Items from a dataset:
◇ ◇ ◇ ◇ ◇ ◇ ◇

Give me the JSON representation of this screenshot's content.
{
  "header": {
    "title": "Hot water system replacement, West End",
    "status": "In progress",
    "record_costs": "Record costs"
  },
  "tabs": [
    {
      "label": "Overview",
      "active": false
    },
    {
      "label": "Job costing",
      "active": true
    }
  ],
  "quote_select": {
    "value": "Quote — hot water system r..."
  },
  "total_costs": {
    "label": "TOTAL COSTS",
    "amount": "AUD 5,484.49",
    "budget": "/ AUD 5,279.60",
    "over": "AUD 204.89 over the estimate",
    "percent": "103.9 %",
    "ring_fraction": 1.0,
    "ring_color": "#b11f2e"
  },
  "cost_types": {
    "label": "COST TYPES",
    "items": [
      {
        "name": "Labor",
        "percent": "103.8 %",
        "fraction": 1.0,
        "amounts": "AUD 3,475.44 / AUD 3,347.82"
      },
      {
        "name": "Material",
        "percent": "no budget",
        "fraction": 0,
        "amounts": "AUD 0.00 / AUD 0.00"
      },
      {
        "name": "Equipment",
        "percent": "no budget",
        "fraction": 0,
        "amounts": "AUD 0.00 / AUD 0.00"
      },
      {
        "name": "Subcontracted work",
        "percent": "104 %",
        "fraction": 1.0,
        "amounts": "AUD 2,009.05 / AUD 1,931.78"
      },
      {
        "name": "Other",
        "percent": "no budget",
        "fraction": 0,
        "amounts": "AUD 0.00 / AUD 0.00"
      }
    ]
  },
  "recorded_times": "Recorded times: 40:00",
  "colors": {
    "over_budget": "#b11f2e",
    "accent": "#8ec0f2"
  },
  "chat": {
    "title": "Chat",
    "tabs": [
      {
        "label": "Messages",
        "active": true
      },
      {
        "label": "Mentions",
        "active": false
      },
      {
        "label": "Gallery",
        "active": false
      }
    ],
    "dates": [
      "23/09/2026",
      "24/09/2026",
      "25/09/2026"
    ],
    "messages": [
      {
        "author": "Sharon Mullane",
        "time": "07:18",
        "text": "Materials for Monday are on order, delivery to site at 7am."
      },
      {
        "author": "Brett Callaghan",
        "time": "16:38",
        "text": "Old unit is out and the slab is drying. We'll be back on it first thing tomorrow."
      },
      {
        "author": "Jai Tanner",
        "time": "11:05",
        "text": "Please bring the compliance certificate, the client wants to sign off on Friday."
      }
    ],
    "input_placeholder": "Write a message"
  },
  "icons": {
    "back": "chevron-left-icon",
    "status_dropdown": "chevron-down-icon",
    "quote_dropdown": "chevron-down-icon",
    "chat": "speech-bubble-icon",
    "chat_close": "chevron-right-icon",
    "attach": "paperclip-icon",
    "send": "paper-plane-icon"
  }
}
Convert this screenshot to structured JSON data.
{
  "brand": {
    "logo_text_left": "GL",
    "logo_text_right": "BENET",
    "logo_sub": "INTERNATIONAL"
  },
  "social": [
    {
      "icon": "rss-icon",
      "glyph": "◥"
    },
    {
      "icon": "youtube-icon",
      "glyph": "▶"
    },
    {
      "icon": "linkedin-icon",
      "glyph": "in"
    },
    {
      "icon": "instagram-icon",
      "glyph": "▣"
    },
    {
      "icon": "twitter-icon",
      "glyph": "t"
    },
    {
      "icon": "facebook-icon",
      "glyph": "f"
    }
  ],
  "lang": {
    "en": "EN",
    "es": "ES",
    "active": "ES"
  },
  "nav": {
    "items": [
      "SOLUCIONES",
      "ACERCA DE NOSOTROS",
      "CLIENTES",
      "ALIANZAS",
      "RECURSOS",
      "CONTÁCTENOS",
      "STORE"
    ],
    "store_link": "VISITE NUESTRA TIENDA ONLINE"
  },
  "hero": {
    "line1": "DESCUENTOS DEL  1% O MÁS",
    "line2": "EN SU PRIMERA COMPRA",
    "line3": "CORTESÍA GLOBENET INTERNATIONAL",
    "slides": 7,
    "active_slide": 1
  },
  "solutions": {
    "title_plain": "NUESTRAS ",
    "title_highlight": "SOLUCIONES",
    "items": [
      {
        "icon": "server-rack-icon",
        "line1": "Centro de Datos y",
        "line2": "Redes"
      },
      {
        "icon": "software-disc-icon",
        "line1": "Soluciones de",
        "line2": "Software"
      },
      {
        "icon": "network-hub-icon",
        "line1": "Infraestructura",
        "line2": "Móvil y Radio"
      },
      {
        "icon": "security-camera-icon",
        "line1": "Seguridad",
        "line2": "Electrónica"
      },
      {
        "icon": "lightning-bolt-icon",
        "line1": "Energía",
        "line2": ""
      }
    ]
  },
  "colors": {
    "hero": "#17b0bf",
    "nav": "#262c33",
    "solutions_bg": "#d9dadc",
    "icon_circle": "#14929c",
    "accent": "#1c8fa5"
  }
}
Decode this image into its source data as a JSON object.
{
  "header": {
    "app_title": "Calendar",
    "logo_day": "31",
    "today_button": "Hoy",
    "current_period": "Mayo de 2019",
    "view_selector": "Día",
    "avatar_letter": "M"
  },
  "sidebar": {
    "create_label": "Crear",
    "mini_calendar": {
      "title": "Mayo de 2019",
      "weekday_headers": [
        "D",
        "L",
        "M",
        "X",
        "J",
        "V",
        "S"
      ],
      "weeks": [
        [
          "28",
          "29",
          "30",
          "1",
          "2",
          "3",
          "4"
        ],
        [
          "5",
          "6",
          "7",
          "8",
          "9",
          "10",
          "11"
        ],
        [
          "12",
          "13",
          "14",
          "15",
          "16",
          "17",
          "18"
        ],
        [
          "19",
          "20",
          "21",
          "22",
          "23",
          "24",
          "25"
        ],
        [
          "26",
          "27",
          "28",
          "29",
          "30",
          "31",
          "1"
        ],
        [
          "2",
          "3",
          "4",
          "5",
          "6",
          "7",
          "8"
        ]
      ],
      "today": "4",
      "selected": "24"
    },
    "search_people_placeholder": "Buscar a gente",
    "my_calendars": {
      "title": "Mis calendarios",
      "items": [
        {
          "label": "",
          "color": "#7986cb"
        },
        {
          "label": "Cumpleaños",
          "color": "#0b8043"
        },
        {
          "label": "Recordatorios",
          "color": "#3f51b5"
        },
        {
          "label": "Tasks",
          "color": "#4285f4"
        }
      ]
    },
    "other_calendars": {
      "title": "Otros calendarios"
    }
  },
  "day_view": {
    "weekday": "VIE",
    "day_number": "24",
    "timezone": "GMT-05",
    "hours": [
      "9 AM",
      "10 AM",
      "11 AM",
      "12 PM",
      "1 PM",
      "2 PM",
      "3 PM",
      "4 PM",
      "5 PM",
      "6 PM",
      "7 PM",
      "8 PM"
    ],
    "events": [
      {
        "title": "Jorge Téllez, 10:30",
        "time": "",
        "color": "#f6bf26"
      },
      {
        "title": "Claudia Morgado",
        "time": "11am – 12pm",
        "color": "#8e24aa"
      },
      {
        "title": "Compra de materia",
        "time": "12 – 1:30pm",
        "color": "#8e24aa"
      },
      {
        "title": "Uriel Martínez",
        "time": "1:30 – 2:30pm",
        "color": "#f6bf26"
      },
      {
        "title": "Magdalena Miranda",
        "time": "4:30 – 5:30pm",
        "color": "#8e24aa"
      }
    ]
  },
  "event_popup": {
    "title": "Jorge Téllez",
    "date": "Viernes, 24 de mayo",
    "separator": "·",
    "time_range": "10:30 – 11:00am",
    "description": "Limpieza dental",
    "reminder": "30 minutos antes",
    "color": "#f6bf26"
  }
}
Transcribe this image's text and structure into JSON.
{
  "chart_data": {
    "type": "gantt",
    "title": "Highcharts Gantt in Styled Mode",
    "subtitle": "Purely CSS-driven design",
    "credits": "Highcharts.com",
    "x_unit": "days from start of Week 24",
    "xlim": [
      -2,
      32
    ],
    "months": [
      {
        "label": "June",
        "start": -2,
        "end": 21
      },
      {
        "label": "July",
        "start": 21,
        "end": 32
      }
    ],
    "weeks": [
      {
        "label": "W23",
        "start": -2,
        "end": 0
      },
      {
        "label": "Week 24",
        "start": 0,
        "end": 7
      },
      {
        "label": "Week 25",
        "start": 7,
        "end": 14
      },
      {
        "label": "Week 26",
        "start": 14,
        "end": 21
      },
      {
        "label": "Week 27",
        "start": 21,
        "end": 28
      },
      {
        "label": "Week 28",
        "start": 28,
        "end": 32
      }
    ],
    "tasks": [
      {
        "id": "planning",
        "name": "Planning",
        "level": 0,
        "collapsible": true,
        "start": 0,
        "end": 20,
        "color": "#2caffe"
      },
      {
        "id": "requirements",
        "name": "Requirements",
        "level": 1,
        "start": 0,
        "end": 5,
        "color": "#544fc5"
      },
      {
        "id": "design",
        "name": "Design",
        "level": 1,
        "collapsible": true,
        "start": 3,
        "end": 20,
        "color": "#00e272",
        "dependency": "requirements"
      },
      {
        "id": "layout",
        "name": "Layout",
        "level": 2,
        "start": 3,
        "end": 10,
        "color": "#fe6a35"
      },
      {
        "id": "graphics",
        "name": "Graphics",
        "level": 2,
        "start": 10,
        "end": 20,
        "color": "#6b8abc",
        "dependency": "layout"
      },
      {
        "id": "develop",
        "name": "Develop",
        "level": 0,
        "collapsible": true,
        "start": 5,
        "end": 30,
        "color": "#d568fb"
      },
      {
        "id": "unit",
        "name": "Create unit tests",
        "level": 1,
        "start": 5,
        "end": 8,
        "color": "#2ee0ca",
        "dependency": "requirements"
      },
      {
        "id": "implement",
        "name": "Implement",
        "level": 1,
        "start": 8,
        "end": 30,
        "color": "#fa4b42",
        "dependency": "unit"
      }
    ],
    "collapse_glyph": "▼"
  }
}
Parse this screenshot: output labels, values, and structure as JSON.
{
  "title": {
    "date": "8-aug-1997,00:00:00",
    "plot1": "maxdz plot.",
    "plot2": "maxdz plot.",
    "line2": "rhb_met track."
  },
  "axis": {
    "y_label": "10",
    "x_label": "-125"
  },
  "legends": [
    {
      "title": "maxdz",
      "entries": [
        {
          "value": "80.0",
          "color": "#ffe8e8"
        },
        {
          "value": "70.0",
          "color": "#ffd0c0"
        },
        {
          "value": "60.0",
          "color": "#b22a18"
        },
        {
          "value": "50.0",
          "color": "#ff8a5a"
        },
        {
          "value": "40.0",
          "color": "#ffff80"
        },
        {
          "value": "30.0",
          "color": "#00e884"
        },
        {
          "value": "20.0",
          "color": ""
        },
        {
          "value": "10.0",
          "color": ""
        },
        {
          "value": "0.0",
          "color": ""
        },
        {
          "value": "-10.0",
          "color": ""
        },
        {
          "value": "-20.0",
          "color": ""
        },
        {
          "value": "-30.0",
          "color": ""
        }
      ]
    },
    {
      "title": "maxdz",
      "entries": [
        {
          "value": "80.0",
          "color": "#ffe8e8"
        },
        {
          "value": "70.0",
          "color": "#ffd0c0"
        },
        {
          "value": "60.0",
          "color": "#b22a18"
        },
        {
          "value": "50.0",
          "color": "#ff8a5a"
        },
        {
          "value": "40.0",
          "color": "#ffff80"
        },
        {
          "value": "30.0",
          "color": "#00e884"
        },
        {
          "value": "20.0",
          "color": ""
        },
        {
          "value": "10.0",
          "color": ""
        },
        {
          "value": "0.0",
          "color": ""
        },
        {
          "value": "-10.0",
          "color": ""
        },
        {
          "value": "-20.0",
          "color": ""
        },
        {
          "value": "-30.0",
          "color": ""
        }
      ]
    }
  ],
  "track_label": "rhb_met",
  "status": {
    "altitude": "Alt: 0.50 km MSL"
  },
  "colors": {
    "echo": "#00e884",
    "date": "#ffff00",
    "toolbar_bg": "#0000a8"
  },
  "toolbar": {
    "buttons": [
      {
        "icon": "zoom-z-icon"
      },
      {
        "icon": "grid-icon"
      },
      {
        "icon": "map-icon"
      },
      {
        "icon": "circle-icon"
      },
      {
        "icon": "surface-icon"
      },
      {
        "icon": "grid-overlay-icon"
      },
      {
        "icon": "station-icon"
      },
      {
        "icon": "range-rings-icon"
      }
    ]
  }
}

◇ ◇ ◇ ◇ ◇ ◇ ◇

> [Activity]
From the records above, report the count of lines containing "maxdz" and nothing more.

> [Exercise output]
4